"I didn't want to miss this chance," Zhang Dan said of her decision to continue.
Shen Xue and Zhao Hongbo won their second successive bronze medal, this one after Zhao ruptured his Achilles' tendon in August.
U.S. pairs champions Rena Inoue and John Baldwin of Santa Monica slipped from sixth to seventh and couldn't duplicate the historic throw triple axel they'd pulled off at the national championships and again in Saturday's short program. Baldwin blamed himself for Inoue's falling forward, saying he hadn't given her enough lift when he launched her in the air.
"It came down to one throw. It really did," Baldwin said, although the standings suggested otherwise. They achieved personal bests with 61.27 points in their short program, 113.74 for their long program and 175.01 points overall, but they were nearly 12 points out of the top three and more than 29 points away from Totmianina and Marinin.
Baldwin said their partnership would continue.
"I didn't want to have any regrets coming off the ice, and I do because I don't feel I gave Rena what she needed," he said. "I just felt the pressure of the other teams before us making mistakes. I knew we could beat them."
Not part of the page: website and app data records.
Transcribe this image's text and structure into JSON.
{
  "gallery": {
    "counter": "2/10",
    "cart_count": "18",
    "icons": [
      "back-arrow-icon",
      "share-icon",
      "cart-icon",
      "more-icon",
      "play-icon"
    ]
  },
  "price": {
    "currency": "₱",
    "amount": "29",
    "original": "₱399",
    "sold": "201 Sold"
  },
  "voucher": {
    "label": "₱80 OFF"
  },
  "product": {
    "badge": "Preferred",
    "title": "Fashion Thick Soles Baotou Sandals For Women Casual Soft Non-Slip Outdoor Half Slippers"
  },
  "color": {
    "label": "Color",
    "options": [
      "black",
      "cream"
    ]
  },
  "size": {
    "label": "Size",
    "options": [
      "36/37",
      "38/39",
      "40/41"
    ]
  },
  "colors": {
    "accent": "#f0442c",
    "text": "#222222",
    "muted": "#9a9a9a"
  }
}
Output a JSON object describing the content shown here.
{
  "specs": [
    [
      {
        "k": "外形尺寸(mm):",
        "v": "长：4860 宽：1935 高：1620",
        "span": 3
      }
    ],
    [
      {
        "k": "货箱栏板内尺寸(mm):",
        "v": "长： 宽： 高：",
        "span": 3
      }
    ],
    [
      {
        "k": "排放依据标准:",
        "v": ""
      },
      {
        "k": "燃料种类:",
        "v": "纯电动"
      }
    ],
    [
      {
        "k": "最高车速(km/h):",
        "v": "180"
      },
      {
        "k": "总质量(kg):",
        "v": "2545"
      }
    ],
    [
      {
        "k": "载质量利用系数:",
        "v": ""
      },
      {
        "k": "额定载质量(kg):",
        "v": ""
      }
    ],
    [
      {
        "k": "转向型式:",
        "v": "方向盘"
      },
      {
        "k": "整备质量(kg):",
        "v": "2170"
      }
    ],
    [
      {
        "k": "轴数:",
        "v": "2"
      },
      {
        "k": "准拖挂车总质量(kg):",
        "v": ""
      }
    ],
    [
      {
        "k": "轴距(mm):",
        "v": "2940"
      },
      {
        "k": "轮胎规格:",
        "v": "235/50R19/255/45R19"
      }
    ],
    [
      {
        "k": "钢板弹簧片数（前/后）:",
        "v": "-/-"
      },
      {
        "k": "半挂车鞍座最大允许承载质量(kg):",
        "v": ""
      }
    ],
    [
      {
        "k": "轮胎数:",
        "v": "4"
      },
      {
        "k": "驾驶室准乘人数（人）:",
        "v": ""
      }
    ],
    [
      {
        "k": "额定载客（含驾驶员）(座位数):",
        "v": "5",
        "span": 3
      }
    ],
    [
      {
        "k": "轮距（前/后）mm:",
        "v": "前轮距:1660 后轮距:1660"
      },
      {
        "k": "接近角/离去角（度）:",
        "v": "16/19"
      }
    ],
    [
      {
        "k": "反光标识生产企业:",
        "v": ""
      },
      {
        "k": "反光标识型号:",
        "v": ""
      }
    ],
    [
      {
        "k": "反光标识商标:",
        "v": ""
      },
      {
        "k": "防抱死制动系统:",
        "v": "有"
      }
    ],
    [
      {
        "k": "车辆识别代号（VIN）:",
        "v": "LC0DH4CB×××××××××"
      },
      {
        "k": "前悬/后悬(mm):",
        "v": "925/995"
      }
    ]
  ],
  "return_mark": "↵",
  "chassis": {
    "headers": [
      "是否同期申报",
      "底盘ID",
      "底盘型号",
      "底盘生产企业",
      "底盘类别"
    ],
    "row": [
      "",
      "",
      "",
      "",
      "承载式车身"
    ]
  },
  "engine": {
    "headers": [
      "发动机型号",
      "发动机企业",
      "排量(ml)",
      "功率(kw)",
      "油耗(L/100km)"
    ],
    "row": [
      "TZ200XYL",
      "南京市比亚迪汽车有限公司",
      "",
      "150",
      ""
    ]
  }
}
The other U.S. entry, Marcy Hinzmann and Aaron Parchem of Detroit, finished 13th.
"We are thrilled," Hinzmann said. "Our only wish coming to the Olympic Games was to have fun and do our best, and we did that."
Unlike the Salt Lake City pairs event, which spawned a judging scandal that threatened the sport's credibility and led to an overhaul of the judging system, the Turin competition was largely uneventful. Controversy was limited to Totmianina's complaint that Zhang Dan and Zhang Hao "were trying to be too aggressive" during the warmup, renewing a clash they'd had at last year's world championships, when Totmianina said the Chinese duo "basically kicked me on the ice."
The spectacle of Totmianina and Marinin's performance made all else seem petty -- and Marinin reaffirmed that it was, indeed, their farewell.
"Do you think we could do anything more?" he said, smiling. "I don't think so."
FIGURE SKATING, PAIRS
* Tatiana Totmianina and Maxim Marinin, Russia
* Zhang Dan and Zhang Hao, China
* Shen Xue and Zhao Hongbo, China